“If you’re concerned about security, put your printers are behind a firewall and, if it’s a Hewlett-Packard, make sure port 9100 isn’t open,” says security researcher Chris Vickery.

Why?

Well, according to him, hackers have been misusing unprotected printers’ internal storage space to host malicious code – web pages and scripts and executables.

“I don’t know of any big-name targeted attacks involving this kind of technique, but I have seen people brag about using it for various purposes,” he told Security Week.

A simple Shodan search reveals that there are over 21,000 HP printers that have 9100 port open and can be used by attackers in this way.

“There are a few free, open source pieces of software that can be used to upload and interact with HP printer hard drives over port 9100. After uploading to a printer, the file can be accessed by visiting http:///hp/device/ with any web browser,” he explains.

This type of printers is also always on and connected to the Internet, making the stored stash of malicious objects available for download around the clock.

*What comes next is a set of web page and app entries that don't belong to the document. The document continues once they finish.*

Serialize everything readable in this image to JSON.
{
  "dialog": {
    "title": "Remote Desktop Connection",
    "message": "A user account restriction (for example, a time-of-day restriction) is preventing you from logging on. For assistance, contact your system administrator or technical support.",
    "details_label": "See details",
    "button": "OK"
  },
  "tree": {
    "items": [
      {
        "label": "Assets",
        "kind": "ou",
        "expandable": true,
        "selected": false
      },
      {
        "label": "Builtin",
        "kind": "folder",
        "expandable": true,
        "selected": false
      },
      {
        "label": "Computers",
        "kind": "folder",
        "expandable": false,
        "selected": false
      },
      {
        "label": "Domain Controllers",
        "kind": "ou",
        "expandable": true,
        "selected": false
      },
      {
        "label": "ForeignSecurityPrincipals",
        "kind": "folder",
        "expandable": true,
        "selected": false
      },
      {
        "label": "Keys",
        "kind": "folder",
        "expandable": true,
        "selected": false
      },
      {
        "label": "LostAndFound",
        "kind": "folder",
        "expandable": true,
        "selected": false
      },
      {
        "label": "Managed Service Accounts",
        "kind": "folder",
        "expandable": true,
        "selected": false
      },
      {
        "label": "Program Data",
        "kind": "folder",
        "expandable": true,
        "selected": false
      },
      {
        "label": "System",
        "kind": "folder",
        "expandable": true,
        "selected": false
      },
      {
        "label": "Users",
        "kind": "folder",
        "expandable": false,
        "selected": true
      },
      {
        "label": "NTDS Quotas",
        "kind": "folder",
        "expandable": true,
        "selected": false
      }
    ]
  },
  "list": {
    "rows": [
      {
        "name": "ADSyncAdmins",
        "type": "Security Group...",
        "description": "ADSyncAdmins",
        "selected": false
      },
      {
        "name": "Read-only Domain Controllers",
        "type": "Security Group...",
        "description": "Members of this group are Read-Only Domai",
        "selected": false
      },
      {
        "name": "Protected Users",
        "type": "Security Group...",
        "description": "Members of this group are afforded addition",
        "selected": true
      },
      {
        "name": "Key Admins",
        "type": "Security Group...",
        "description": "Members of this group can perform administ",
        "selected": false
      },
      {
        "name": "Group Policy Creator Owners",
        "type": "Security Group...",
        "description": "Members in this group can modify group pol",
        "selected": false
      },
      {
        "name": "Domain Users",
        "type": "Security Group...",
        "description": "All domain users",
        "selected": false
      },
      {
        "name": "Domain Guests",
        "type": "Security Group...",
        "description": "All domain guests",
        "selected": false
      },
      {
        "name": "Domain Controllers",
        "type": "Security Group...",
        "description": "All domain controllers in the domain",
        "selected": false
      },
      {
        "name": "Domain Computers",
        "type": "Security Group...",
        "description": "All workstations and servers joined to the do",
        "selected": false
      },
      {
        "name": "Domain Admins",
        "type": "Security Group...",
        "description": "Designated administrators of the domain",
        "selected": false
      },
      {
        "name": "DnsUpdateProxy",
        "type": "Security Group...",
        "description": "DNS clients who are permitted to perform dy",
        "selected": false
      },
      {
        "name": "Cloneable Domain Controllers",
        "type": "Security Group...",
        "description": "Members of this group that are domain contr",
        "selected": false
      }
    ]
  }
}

And finally, it’s very likely that this stash can remain undiscovered for quite a while. “Any organization leaving their printers exposed to the internet probably doesn’t have the greatest, if any, logging system in place,” he points out.

To prevent this from happening, HP advises users to disable the PJL/PS filesystem commands (this document explains how), or switching to using Internet Print Protocol over HTTPS instead of Port 9100. In general, users should switch off unused ports and protocols, the company notes.

Vickery has become a recognisable name in the field of security research after he discovered a considerable number of databases exposed online, including that of MacKeeper. Since then, he has been hired by the company and is now leading its new Security Research Center.